In conclusion, Camus may not have called himself an existentialist, but his writings resonate with its spirit, including a profound humanism shared by Sartre. Structuralism, however, countered Sartre’s claim that existentialism is a humanism, especially his notion of cogito, asserting instead that individuals do not possess any given biological nature outside of social conditioning. This structuralist perspective is often referred to as anti-humanism, a philosophical viewpoint shared by Foucault. Ultimately, Camus’ humanism remains antithetical to Foucault’s anti-humanism. Yet, this limitation in no way diminishes the value of a comparison between Camus and Foucault.
- Barrett, William. Irrational Man. New York: Anchor Books, 1962.
- Camus, Albert. The Outsider. Trans. Joseph Laredo. New York: Penguin Books, 1982.
- Camus, Albert. The Myth of Sisyphus. Trans. Justin O’Brien. New York: Vintage International, 1983.

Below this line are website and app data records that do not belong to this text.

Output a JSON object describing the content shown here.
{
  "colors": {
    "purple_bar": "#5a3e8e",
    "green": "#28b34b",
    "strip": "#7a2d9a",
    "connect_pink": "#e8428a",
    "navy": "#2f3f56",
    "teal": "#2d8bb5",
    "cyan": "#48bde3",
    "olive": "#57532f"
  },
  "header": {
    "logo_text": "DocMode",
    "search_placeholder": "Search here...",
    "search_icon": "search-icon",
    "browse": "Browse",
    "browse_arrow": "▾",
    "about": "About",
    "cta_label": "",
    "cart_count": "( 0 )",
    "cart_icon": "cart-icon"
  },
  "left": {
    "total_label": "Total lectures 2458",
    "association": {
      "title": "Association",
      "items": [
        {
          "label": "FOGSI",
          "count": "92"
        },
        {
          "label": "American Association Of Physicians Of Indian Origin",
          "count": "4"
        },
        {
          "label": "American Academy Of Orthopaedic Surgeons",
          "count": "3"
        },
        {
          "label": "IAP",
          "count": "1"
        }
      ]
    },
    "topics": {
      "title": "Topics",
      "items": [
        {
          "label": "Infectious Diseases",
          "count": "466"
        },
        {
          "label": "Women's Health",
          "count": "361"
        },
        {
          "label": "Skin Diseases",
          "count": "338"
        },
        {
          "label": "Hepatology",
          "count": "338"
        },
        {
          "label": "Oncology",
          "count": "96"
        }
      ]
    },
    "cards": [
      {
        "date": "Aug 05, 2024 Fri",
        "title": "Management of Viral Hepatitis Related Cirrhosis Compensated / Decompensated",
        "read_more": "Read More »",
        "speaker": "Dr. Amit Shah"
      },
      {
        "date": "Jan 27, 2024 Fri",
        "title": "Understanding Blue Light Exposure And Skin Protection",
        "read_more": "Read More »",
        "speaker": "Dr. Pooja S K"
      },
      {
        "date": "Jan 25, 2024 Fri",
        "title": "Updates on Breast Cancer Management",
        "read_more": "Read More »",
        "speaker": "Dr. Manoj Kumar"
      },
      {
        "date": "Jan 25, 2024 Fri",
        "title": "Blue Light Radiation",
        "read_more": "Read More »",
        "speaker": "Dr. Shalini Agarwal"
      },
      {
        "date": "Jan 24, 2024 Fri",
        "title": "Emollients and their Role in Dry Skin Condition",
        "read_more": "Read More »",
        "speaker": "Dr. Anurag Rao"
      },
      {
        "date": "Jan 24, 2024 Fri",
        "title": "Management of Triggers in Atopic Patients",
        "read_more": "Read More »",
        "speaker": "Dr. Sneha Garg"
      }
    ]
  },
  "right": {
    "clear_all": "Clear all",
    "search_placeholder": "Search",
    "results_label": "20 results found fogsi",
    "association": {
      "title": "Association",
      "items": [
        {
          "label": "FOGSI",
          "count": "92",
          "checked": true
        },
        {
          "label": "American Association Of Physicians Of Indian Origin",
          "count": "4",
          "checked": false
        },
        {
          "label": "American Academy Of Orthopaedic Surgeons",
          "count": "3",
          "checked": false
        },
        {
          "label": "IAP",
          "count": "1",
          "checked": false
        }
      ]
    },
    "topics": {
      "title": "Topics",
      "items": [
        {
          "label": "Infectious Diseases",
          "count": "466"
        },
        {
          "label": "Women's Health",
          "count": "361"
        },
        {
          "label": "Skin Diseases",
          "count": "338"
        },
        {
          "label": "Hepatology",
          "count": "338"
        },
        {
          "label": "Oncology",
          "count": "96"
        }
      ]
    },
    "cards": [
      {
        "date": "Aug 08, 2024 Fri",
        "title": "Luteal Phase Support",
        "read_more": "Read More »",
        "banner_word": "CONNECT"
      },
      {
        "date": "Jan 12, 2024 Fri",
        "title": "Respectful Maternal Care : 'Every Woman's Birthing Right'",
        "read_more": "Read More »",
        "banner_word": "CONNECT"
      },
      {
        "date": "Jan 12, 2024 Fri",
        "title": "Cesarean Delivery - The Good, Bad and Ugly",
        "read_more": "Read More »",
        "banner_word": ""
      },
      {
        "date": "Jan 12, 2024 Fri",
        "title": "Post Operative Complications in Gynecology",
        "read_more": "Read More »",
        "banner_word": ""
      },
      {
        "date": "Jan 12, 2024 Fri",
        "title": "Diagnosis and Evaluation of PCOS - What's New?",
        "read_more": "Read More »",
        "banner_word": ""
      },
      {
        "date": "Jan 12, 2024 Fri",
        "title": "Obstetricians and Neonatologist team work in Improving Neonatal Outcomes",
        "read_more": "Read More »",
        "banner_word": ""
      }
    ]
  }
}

- Camus, Albert. The Rebel. Trans. Anthony Bower. New York: Vintage International, 1984.
- Descombes, Vincent. Modern French Philosophy. Trans. L. Scott-Fox and J.M. Harding. Cambridge, Eng.: Cambridge University Press, 1998.
- Foucault, Michel, and Colin Gordon. Power/Knowledge: Selected Interviews and Other. Writings, 1972-1977. New York: Pantheon Books, 1980.
- Foucault, Michel. Madness and Civilization. Trans. Richard Howard. New York: Rutledge Classics, 1989.
- Foucault, Michel. The Order of Things. New York: Vintage Books, 1994.
- Goss, James. “Camus, God, and Process Thought.” Process Studies 4. 2 (Summer 1974): 114-128.
- Judt, Tony. The Burden of Responsibility: Blum, Camus, Aron, and the French Twentieth Century. Chicago: The University of Chicago Press, 1998.
- Miller, James. The Passion of Michel Foucault. New York: Simon and Schuster, 1993.